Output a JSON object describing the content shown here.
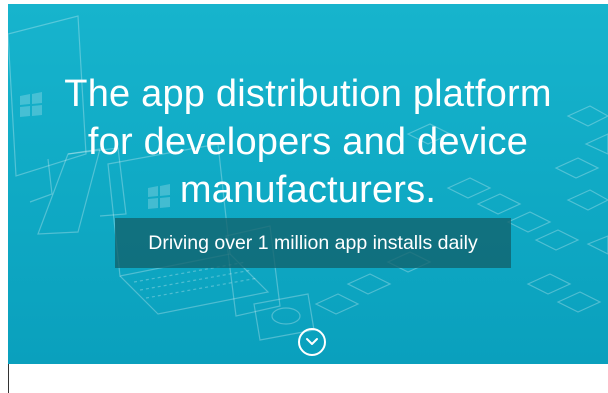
{
  "hero": {
    "headline": "The app distribution platform for developers and device manufacturers.",
    "tagline": "Driving over 1 million app installs daily",
    "scroll_icon": "chevron-down-circle-icon",
    "background_color": "#13afc9",
    "tagline_bg_color": "#12626c"
  }
}
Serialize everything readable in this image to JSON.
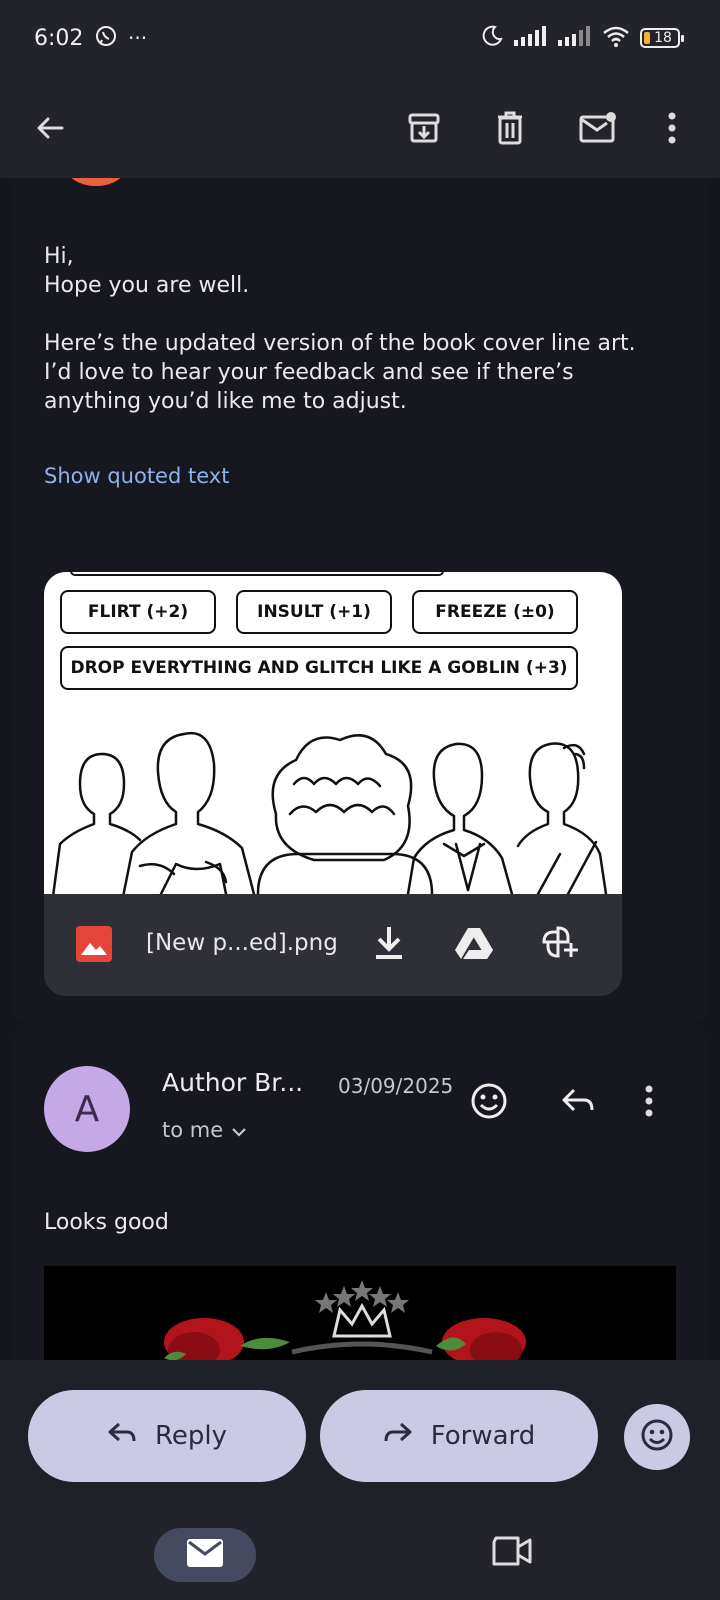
{
  "status": {
    "time": "6:02",
    "battery": "18"
  },
  "message1": {
    "greeting": "Hi,",
    "line2": "Hope you are well.",
    "paragraph": "Here’s the updated version of the book cover line art. I’d love to hear your feedback and see if there’s anything you’d like me to adjust.",
    "quoted_link": "Show quoted text",
    "attachment": {
      "filename": "[New p...ed].png",
      "pills": [
        "FLIRT (+2)",
        "INSULT (+1)",
        "FREEZE (±0)",
        "DROP EVERYTHING AND GLITCH LIKE A GOBLIN (+3)"
      ]
    }
  },
  "message2": {
    "avatar_letter": "A",
    "sender": "Author Br...",
    "date": "03/09/2025",
    "recipient": "to me",
    "body": "Looks good"
  },
  "actions": {
    "reply": "Reply",
    "forward": "Forward"
  }
}
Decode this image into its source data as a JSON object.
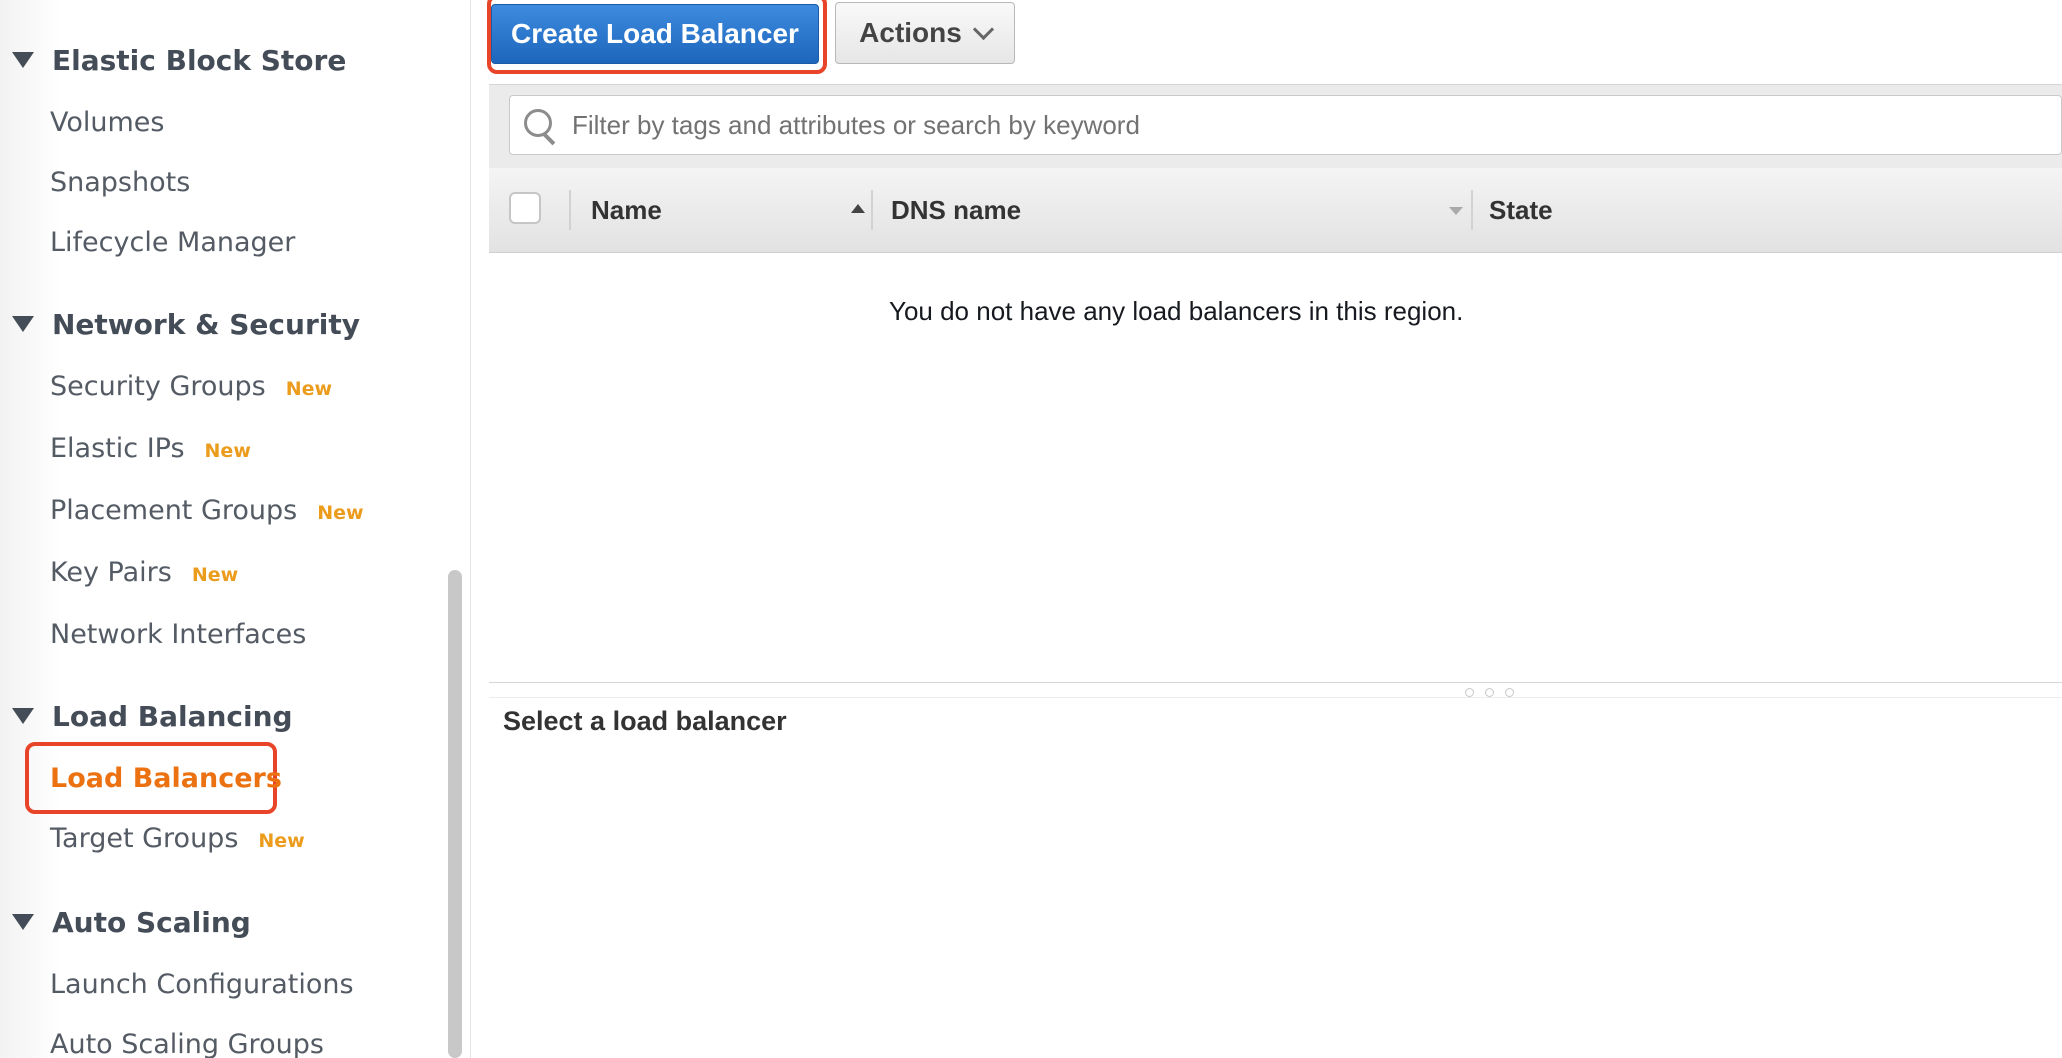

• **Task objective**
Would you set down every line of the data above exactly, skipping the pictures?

• **Output for this exercise**
Output a JSON object describing the content shown here.
{
  "hero": {
    "headline": "The app distribution platform for developers and device manufacturers.",
    "tagline": "Driving over 1 million app installs daily",
    "scroll_icon": "chevron-down-circle-icon",
    "background_color": "#13afc9",
    "tagline_bg_color": "#12626c"
  }
}
Serialize everything readable in this image to JSON.
{
  "status": {
    "time": "6:02",
    "battery": "18"
  },
  "message1": {
    "greeting": "Hi,",
    "line2": "Hope you are well.",
    "paragraph": "Here’s the updated version of the book cover line art. I’d love to hear your feedback and see if there’s anything you’d like me to adjust.",
    "quoted_link": "Show quoted text",
    "attachment": {
      "filename": "[New p...ed].png",
      "pills": [
        "FLIRT (+2)",
        "INSULT (+1)",
        "FREEZE (±0)",
        "DROP EVERYTHING AND GLITCH LIKE A GOBLIN (+3)"
      ]
    }
  },
  "message2": {
    "avatar_letter": "A",
    "sender": "Author Br...",
    "date": "03/09/2025",
    "recipient": "to me",
    "body": "Looks good"
  },
  "actions": {
    "reply": "Reply",
    "forward": "Forward"
  }
}
Decode this image into its source data as a JSON object.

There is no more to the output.